Transactions in provisions for employee entitlements other than superannuation (ETF 3111, TALC 451, SDC and ETF 3211, TALC 551, SDC)

10.74.

Transactions in provisions for employee entitlements other than superannuation (ETF 3111, TALC 451, SDC and ETF 3211, TALC 551, SDC) record the current market value of transactions in provisions for employee entitlements other than superannuation in the form of assets (ETF 3111, TALC 451, SDC) and liabilities (ETF 3211, TALC 551, SDC). These consist of transactions in employment provisions such as sick leave paid to employees on resignation or retirement; recreation leave; long service leave; and workers’ compensation (where benefits are paid by an employer and not a separate insurer). Note that in Australian GFS, only the net liability position for transactions in provisions for employee entitlements other than superannuation (ETF 3211, TALC 551, SDC) is shown. The asset position of transactions in provisions for employee entitlements other than superannuation (ETF 3111, TALC 451, SDC) is recorded for conceptual completeness in alignment with the international standards and will report a zero balance and zero transactions. Further information on provisions for employee entitlements other than superannuation can be found in paragraphs 8.195 to 8.197 of this manual.

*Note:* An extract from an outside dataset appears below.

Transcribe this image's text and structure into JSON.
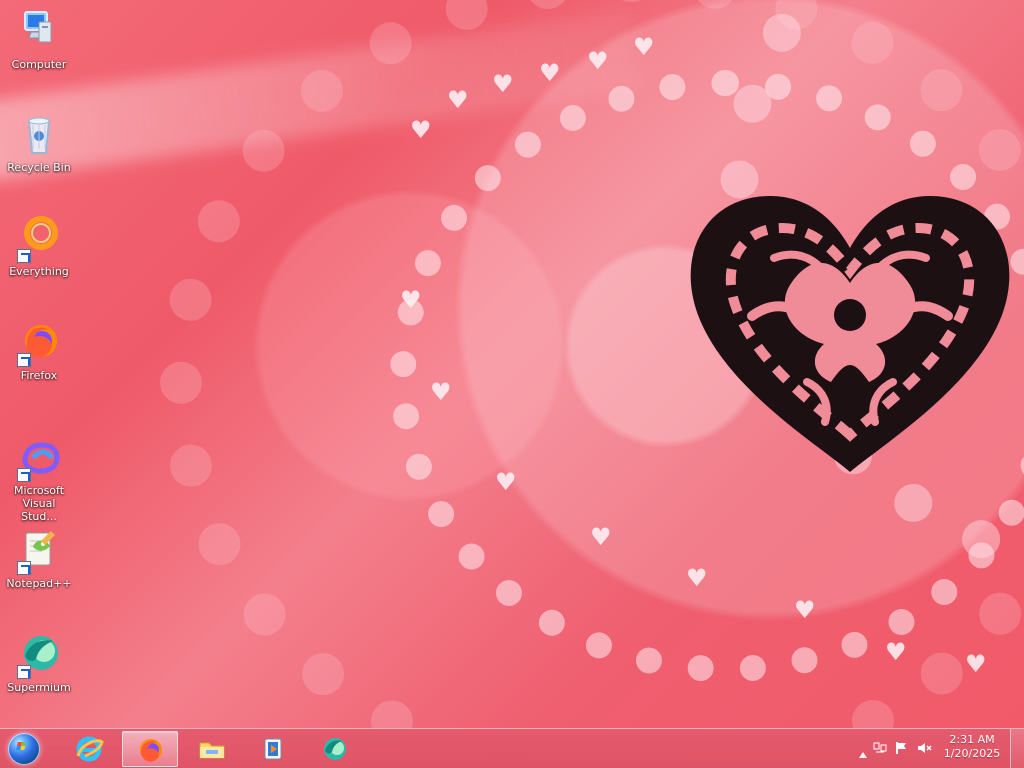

Transactions in accounts receivable (ETF 3111, TALC 452, SDC) and accounts payable (ETF 3211, TALC 552, SDC)

10.75.

Transactions in accounts receivable (ETF 3111, TALC 452, SDC) and accounts payable (ETF 3211, TALC 552, SDC) record the current market value of transactions in accounts receivable (ETF 3111, TALC 452, SDC) and accounts payable (ETF 3211, TALC 552, SDC). Paragraphs 9.82 and 9.83 of the IMF GFSM 2014 note that these types of transactions consist of items such as trade credits and advances, and miscellaneous other items due to be paid or received. Transactions in trade credits occur when credit is extended directly to purchasers of goods and services including amounts paid in advance of work being performed, or for prepayments of goods and services. Transactions in accounts receivable / accounts payable may also occur with respect to the assumption of debt by public sector units, accrued but unpaid taxes, dividends, purchases and sales of securities, rent, accrued wages and salaries, social contributions, social benefits, and similar transactions. Prepayments of taxes are also included in these categories. However, accrued but unpaid interest should be added to the underlying asset rather than included in this category. Further information on accounts receivable and accounts payable can be found in paragraphs 8.198 to 8.200 of this manual.

Transactions in other financial assets (ETF 3111, TALC 459, SDC) and other liabilities (ETF 3211, TALC 559, SDC)

10.76.

Transactions in other financial assets (ETF 3111, TALC 459, SDC) and other liabilities (ETF 3211, TALC 559, SDC) record the current market value of transactions in other financial assets (ETF 3111, TALC 459, SDC) and liabilities (ETF 3211, TALC 559, SDC) other than those classified under provisions for employee entitlements other than superannuation (ETF 3111, TALC 451, SDC and ETF 3211, TALC 551, SDC), accounts receivable (ETF 3111, TALC 452, SDC); and accounts payable (ETF 3211, TALC 552, SDC). Further information on other financial assets (and other liabilities) not elsewhere classified can be found in paragraph 8.201 of this manual.